James: Now where do you think food costs are headed over the next, say, six to 12 months? I mean, it generally up.

Ben: Oh yeah, I know. I think there’s still going to be pushed out beyond a couple of big macro. I mean, one, you’re still just, we haven’t, you know, worked out all the logistics challenges and supply chain challenges that probably caused you. Add to that. Like I said before, the avian flu challenge is going on right now, what’s happening with Russia’s aggression in Ukraine? All of that is just going to continue to drive everything overall up. You know, will we be up another 24 percent year over year? I don’t think so. Is likely going to be a little lower than that. But the challenge is, even if that’s half of it, it’s up 12 percent. I think you just saw a stat that they’re projecting that food away from home prices. So the price of the customer is all going to be about five or six percent in the next, you know, in 2022. So if you’re taking out, you know, 12, you’re taking a 12 percent increase or a 15 percent increase in your food costs, but you’re only increasing your prices by five or six percent. OK, where how is that going to work right? And what ultimately, how does that, you know, are you’re able to make the financials work for your business?

James: Yeah, I mean, you can pass some of it on. But I mean, I know here locally, like some of the restaurants that I go to, they definitely have edged prices up. But you know that they haven’t edged up the, you know, the twenty seven percent that you’re talking about. So but you can only absorb that for so long.

Ben: You do have the type of portability in your menu. If you do have, you know, a staff that’s able to, you know, because there’s so much that goes into it, right? I mean, if you you can’t just go out, choose a different substitute product if your staff doesn’t know exactly how they should, best work with it. So you’ve got to kind of figure out, you know, what are your options? But if you do have that flexibility, finding lower cost options for whether it’s a substitute ingredient with an. Same menu or making changes to the menu is definitely something I think folks know if they’re not looking at already, they definitely should, because it’s we’re not going to see the increase in food prices go away anytime soon.

James: And just to wrap up here real quick, what advice would you give to operators right now who are operating in this kind of inflationary increased expense environment?

Ben: I think the biggest thing is, you know, understand for your business, you know, where are there opportunities to potentially make modifications?

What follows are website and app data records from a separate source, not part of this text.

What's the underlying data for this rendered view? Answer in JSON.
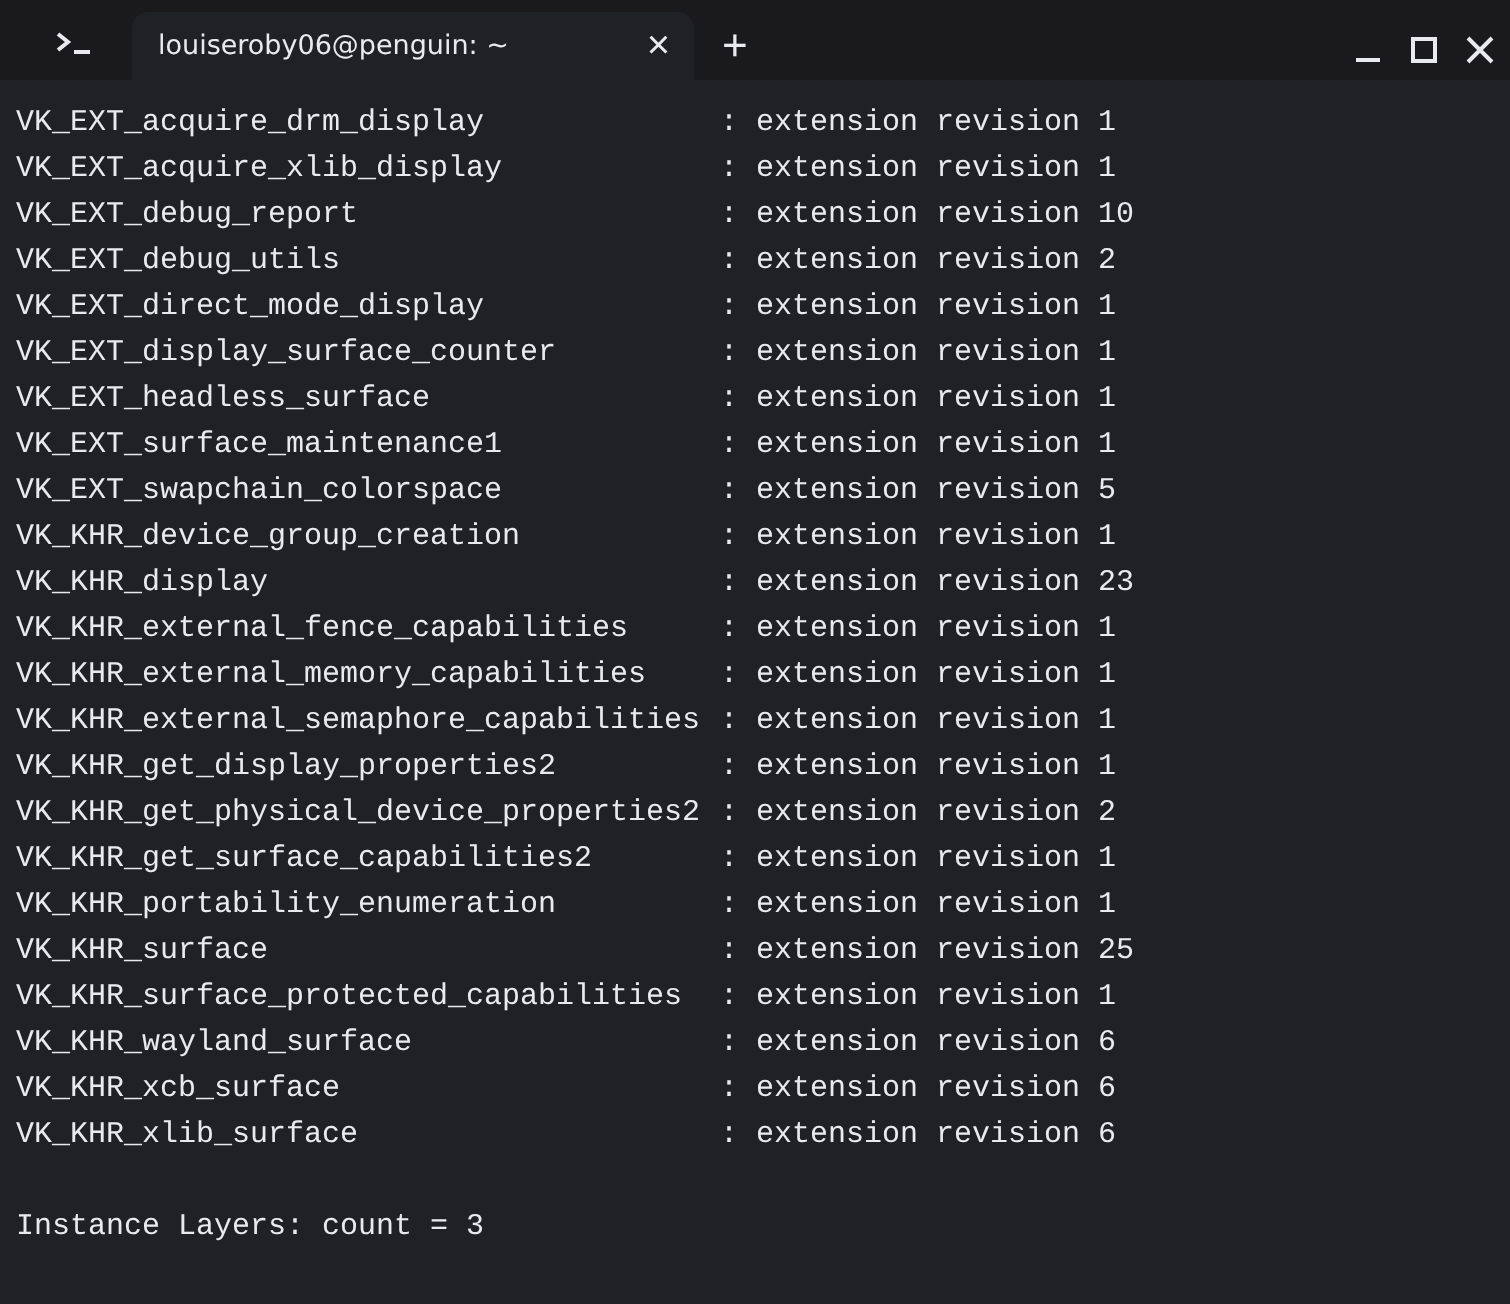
{
  "window": {
    "tab_title": "louiseroby06@penguin: ~",
    "tab_close": "×",
    "new_tab": "+"
  },
  "terminal": {
    "lines": [
      {
        "name": "VK_EXT_acquire_drm_display",
        "info": ": extension revision 1"
      },
      {
        "name": "VK_EXT_acquire_xlib_display",
        "info": ": extension revision 1"
      },
      {
        "name": "VK_EXT_debug_report",
        "info": ": extension revision 10"
      },
      {
        "name": "VK_EXT_debug_utils",
        "info": ": extension revision 2"
      },
      {
        "name": "VK_EXT_direct_mode_display",
        "info": ": extension revision 1"
      },
      {
        "name": "VK_EXT_display_surface_counter",
        "info": ": extension revision 1"
      },
      {
        "name": "VK_EXT_headless_surface",
        "info": ": extension revision 1"
      },
      {
        "name": "VK_EXT_surface_maintenance1",
        "info": ": extension revision 1"
      },
      {
        "name": "VK_EXT_swapchain_colorspace",
        "info": ": extension revision 5"
      },
      {
        "name": "VK_KHR_device_group_creation",
        "info": ": extension revision 1"
      },
      {
        "name": "VK_KHR_display",
        "info": ": extension revision 23"
      },
      {
        "name": "VK_KHR_external_fence_capabilities",
        "info": ": extension revision 1"
      },
      {
        "name": "VK_KHR_external_memory_capabilities",
        "info": ": extension revision 1"
      },
      {
        "name": "VK_KHR_external_semaphore_capabilities",
        "info": ": extension revision 1"
      },
      {
        "name": "VK_KHR_get_display_properties2",
        "info": ": extension revision 1"
      },
      {
        "name": "VK_KHR_get_physical_device_properties2",
        "info": ": extension revision 2"
      },
      {
        "name": "VK_KHR_get_surface_capabilities2",
        "info": ": extension revision 1"
      },
      {
        "name": "VK_KHR_portability_enumeration",
        "info": ": extension revision 1"
      },
      {
        "name": "VK_KHR_surface",
        "info": ": extension revision 25"
      },
      {
        "name": "VK_KHR_surface_protected_capabilities",
        "info": ": extension revision 1"
      },
      {
        "name": "VK_KHR_wayland_surface",
        "info": ": extension revision 6"
      },
      {
        "name": "VK_KHR_xcb_surface",
        "info": ": extension revision 6"
      },
      {
        "name": "VK_KHR_xlib_surface",
        "info": ": extension revision 6"
      }
    ],
    "footer": "Instance Layers: count = 3"
  }
}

You know, like I said, whether that’s in who you buy from, you know what substitute ingredients are potentially available or can you make changes to your menu to bring your overall food costs in line with what you think? You can actually charge your customers with it and to to take the time to do it. You know, again, thankfully there are tools that are out there. You know, we help with a few costs, you know, there’s definitely a lot of other ones out there as well to help we make it easier, right? And that that investment in time is something that will help pay off dividends definitely over the next six to 12 months.

James: And where do you see Food Maven going over the next year or two? I mean, what what are your plans for it? 

Ben: Right now, we’re really just about trying to get out there and help as many folks as possible, you know, so we we were freemium model, so we want to always make it free for anyone to be able to compare cost across their own vendors and really try to bring something overall to the industry. So we really just want to get out there and help as many restaurant operators and foodservice operators as we can.

James: All right. Well, thank you so much for your time today. 

Ben: Yeah, absolutely. Thank you. James, have a great day.

James: Yeah, you too.